** Opening Record extracts block **

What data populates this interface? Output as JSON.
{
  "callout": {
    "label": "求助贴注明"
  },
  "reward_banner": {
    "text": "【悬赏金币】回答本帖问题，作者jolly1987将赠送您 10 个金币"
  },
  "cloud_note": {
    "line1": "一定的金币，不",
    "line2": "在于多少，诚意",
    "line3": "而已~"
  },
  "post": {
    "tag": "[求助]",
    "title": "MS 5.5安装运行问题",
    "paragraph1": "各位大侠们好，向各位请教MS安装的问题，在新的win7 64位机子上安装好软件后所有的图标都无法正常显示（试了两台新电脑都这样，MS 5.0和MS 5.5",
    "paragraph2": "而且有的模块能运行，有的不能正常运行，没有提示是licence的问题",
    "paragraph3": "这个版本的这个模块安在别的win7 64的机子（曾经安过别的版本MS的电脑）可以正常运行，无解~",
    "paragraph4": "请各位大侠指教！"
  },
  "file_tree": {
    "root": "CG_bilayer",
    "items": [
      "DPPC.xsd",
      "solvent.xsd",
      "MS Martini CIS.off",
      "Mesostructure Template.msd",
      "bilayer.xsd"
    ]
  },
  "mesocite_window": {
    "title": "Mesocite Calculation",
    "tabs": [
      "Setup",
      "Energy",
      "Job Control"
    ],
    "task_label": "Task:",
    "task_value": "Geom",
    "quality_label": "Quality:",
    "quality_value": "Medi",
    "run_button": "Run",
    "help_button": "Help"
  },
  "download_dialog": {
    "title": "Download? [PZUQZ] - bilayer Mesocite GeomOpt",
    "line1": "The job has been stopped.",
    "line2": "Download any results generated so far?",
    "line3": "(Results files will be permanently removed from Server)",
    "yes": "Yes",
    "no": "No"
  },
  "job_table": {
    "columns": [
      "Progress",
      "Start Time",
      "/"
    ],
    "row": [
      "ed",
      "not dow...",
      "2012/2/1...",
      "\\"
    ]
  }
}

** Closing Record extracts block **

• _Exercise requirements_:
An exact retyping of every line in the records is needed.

• _Your response_:
What data populates this interface? Output as JSON.
{
  "callout": {
    "label": "求助贴注明"
  },
  "reward_banner": {
    "text": "【悬赏金币】回答本帖问题，作者jolly1987将赠送您 10 个金币"
  },
  "cloud_note": {
    "line1": "一定的金币，不",
    "line2": "在于多少，诚意",
    "line3": "而已~"
  },
  "post": {
    "tag": "[求助]",
    "title": "MS 5.5安装运行问题",
    "paragraph1": "各位大侠们好，向各位请教MS安装的问题，在新的win7 64位机子上安装好软件后所有的图标都无法正常显示（试了两台新电脑都这样，MS 5.0和MS 5.5",
    "paragraph2": "而且有的模块能运行，有的不能正常运行，没有提示是licence的问题",
    "paragraph3": "这个版本的这个模块安在别的win7 64的机子（曾经安过别的版本MS的电脑）可以正常运行，无解~",
    "paragraph4": "请各位大侠指教！"
  },
  "file_tree": {
    "root": "CG_bilayer",
    "items": [
      "DPPC.xsd",
      "solvent.xsd",
      "MS Martini CIS.off",
      "Mesostructure Template.msd",
      "bilayer.xsd"
    ]
  },
  "mesocite_window": {
    "title": "Mesocite Calculation",
    "tabs": [
      "Setup",
      "Energy",
      "Job Control"
    ],
    "task_label": "Task:",
    "task_value": "Geom",
    "quality_label": "Quality:",
    "quality_value": "Medi",
    "run_button": "Run",
    "help_button": "Help"
  },
  "download_dialog": {
    "title": "Download? [PZUQZ] - bilayer Mesocite GeomOpt",
    "line1": "The job has been stopped.",
    "line2": "Download any results generated so far?",
    "line3": "(Results files will be permanently removed from Server)",
    "yes": "Yes",
    "no": "No"
  },
  "job_table": {
    "columns": [
      "Progress",
      "Start Time",
      "/"
    ],
    "row": [
      "ed",
      "not dow...",
      "2012/2/1...",
      "\\"
    ]
  }
}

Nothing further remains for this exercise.